Multitouch Interface Summer 2007 Project

During the summer of 2007, I worked with a very energetic undergraduate student, Casey Johnson, who was very interested in doing some sort of research work with me. At the same time, the Apple iPhone was coming out, which piqued my interest, as it implemented what’s known as a multi-touch interface. After some preliminary research into trying to understand how the iPhone worked, I came across the research of Jefferson Han and the multi-touch interface he designed using Frustrated Total Internal Reflectance (FTIR). So, eager to understand first-hand how a multi-touch interface worked, I created this project for Casey to work on.

We met weekly throughout the entire 2007 summer semester, where we discussed ideas and his progress so far. I reviewed with Casey some concepts in linear algebra and optics, as well as assisted him whenever he encountered problems with hardware and software, guiding him to online sources that addressed our problems whenever it was necessary. At the end of the summer semester, he was able to successfully build a proof-of-concept multi-touch interface. Casey created the frame embedded with IR LEDs, and hacked a webcam in order to see in the infrared range. He also was able to run the touchlib programming library, and run the default programs.

I’ve decided to take some of the lessons learned over the summer to create my own fully-functional multi-touch interface as my final project for my HCI course.

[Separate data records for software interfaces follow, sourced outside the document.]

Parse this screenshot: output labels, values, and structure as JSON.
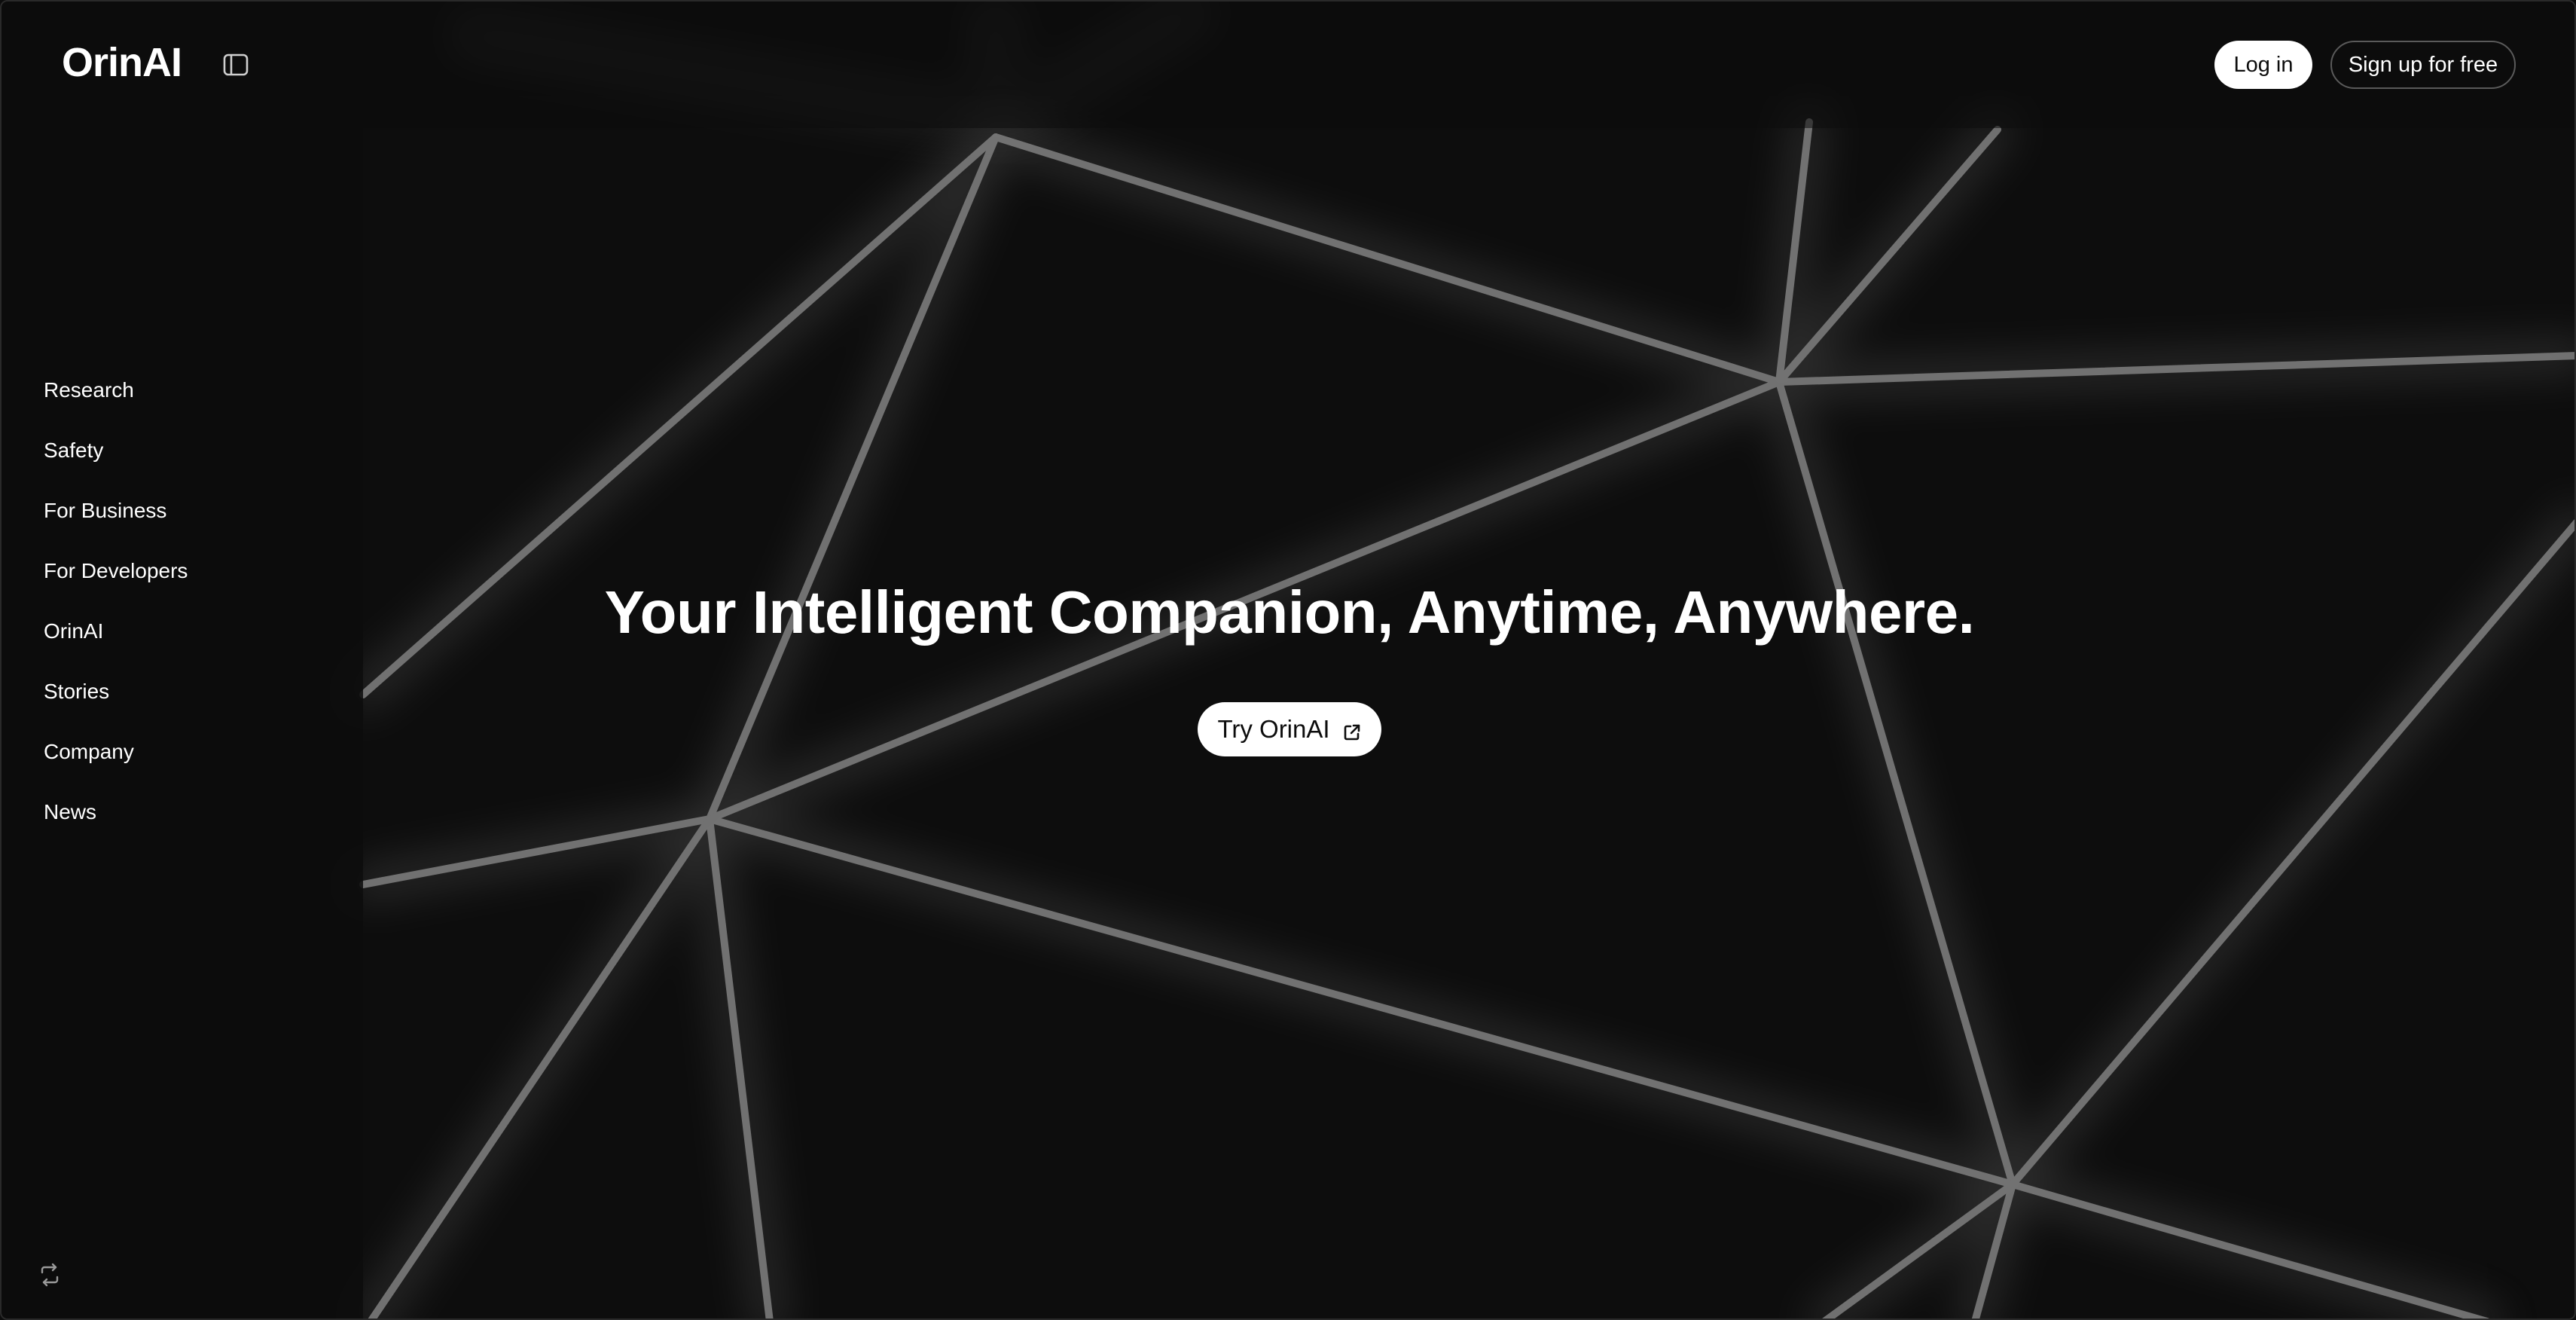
{
  "header": {
    "logo": "OrinAI",
    "sidebar_toggle_icon": "sidebar-toggle-icon",
    "login_label": "Log in",
    "signup_label": "Sign up for free"
  },
  "sidebar": {
    "items": [
      {
        "label": "Research"
      },
      {
        "label": "Safety"
      },
      {
        "label": "For Business"
      },
      {
        "label": "For Developers"
      },
      {
        "label": "OrinAI"
      },
      {
        "label": "Stories"
      },
      {
        "label": "Company"
      },
      {
        "label": "News"
      }
    ],
    "footer_icon": "refresh-icon"
  },
  "hero": {
    "title": "Your Intelligent Companion, Anytime, Anywhere.",
    "cta_label": "Try OrinAI",
    "cta_icon": "external-link-icon"
  },
  "colors": {
    "background": "#0d0d0d",
    "text": "#ffffff",
    "accent_button": "#ffffff"
  }
}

Below are some of the images of the interface in action:

This is Casey, holding with his hand the multi-touch screen.

This is the same board seen in the infrared range. Note how it appears illuminated on the edges, due to the presence of the LEDs.

This is an image of Casey’s hand as it made contact with the multi-touch screen. Note how his fingertips are brightly illuminated, as predicted due to FTIR.

These are some of the touchlib filtering programs in action. Note how the two topmost images Casey’s hand appears illuminated and how, by applying a simple threshold filter (along with some rectification), we are able to simply get the contact points of the fingertips. The image on the bottom right is the output of the threshold filter, while the image on the bottom right is the output of the rectifier.